Go through the records and extract every line with the word "Beneficiaries".
BEGIN Task input
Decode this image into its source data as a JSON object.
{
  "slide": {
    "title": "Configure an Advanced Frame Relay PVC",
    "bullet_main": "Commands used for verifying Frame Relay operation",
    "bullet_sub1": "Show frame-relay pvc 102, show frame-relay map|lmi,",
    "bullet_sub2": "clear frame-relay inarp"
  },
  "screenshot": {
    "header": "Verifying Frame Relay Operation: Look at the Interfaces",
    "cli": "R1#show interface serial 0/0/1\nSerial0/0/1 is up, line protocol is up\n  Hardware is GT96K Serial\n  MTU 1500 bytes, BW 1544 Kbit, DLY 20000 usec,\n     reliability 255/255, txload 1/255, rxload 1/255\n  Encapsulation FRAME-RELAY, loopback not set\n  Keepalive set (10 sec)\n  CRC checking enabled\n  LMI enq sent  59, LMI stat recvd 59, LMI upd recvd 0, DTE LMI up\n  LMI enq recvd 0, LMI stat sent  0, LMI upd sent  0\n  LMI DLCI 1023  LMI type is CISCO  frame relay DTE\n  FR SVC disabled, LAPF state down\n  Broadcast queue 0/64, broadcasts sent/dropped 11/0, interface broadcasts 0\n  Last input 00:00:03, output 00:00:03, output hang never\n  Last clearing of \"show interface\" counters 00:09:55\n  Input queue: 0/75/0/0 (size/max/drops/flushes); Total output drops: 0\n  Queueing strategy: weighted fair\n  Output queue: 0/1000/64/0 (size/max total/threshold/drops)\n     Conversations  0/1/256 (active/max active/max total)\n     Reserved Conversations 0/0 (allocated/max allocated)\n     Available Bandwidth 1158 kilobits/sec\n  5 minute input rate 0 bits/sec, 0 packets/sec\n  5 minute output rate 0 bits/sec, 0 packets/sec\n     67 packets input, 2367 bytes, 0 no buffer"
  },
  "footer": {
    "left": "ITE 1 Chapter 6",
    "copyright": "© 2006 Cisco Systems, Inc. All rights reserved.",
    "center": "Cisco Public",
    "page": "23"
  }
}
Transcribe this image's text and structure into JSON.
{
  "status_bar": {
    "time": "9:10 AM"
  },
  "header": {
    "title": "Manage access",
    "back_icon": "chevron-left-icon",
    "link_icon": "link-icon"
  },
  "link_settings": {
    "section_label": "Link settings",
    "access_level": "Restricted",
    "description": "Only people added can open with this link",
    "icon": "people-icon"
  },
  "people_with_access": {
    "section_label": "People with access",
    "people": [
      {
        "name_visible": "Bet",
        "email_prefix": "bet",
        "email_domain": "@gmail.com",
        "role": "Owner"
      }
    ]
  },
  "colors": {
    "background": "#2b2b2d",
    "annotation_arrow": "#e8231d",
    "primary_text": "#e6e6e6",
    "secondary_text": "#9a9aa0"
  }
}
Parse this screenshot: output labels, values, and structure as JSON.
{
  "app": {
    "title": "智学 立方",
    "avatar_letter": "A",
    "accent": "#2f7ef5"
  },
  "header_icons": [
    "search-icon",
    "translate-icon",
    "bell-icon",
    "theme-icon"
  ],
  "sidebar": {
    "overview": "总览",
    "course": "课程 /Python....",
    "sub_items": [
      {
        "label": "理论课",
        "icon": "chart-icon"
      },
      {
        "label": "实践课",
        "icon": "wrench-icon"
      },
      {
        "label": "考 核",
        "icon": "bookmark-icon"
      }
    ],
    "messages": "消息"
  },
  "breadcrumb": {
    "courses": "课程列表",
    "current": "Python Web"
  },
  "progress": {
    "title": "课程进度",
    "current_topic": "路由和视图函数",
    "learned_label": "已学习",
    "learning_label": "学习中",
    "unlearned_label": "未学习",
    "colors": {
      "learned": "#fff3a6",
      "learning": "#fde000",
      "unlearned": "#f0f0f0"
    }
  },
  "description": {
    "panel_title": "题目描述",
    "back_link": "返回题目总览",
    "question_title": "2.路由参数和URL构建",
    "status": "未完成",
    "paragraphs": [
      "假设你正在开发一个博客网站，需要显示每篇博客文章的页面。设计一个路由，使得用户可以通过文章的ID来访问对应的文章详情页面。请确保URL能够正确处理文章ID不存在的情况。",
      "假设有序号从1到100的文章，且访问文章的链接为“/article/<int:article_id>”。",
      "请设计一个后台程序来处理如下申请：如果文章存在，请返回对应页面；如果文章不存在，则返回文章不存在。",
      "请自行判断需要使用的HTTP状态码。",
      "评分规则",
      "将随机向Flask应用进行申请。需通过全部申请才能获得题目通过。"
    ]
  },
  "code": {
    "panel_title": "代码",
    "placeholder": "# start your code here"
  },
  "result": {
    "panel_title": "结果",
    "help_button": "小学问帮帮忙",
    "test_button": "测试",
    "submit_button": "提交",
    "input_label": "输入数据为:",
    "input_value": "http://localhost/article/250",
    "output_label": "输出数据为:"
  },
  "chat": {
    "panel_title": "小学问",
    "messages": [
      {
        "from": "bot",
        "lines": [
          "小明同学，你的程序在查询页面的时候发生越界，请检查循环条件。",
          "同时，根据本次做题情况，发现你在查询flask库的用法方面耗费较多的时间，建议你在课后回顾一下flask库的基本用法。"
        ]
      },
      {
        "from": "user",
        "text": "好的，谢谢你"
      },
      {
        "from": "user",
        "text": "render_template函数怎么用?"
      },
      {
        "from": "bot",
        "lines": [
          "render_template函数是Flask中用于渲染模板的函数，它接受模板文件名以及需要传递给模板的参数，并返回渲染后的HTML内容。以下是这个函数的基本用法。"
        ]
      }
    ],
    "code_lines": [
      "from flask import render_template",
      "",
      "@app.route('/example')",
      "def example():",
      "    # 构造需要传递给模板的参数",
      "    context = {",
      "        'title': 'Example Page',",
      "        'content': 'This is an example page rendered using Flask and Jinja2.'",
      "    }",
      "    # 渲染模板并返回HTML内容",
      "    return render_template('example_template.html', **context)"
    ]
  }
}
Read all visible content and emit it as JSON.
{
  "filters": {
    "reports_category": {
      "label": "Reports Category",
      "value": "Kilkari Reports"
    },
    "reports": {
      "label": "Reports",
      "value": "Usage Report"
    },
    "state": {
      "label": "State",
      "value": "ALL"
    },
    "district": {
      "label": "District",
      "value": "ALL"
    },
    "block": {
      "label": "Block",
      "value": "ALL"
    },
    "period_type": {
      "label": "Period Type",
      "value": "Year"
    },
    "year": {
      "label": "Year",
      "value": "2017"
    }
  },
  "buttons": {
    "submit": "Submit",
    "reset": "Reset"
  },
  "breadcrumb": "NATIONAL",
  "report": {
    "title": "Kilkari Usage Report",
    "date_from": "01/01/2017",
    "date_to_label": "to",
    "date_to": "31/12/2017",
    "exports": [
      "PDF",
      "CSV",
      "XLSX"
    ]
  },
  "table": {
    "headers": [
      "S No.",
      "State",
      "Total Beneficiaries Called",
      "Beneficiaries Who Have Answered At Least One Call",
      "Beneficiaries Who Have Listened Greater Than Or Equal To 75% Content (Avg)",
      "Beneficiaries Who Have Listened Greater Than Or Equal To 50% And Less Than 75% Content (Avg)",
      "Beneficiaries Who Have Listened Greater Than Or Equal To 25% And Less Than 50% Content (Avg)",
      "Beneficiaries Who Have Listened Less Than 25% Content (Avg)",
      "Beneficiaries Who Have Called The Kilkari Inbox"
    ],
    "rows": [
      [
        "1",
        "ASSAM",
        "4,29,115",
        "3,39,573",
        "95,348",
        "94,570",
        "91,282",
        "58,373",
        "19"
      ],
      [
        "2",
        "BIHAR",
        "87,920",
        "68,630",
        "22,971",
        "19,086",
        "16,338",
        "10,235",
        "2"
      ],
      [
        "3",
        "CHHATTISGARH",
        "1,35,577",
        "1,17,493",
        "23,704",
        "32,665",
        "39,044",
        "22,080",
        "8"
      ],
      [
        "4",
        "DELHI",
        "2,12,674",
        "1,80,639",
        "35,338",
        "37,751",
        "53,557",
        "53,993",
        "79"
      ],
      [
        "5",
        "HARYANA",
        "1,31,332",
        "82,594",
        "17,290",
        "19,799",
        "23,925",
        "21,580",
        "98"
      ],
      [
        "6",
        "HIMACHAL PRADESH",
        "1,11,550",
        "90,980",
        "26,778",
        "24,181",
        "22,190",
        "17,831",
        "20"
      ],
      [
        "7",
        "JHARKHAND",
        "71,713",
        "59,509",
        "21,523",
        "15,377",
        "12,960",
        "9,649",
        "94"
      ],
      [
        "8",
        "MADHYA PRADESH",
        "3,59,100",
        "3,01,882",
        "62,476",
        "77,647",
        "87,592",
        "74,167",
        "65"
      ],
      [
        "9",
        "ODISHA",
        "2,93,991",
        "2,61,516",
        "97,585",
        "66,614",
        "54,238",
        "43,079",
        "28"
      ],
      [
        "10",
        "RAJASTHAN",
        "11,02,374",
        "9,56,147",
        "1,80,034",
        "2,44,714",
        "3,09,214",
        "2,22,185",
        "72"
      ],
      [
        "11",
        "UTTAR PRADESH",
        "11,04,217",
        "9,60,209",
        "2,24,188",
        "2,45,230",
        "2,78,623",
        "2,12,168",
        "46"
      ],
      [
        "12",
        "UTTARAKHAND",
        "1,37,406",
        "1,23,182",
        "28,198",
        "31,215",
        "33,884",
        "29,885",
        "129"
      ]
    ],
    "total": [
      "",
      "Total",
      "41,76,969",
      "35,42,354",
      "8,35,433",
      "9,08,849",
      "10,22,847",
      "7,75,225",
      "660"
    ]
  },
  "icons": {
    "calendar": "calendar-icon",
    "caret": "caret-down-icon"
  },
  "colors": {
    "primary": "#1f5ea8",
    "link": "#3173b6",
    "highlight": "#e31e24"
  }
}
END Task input
## Task output
      "Total Beneficiaries Called",
      "Beneficiaries Who Have Answered At Least One Call",
      "Beneficiaries Who Have Listened Greater Than Or Equal To 75% Content (Avg)",
      "Beneficiaries Who Have Listened Greater Than Or Equal To 50% And Less Than 75% Content (Avg)",
      "Beneficiaries Who Have Listened Greater Than Or Equal To 25% And Less Than 50% Content (Avg)",
      "Beneficiaries Who Have Listened Less Than 25% Content (Avg)",
      "Beneficiaries Who Have Called The Kilkari Inbox"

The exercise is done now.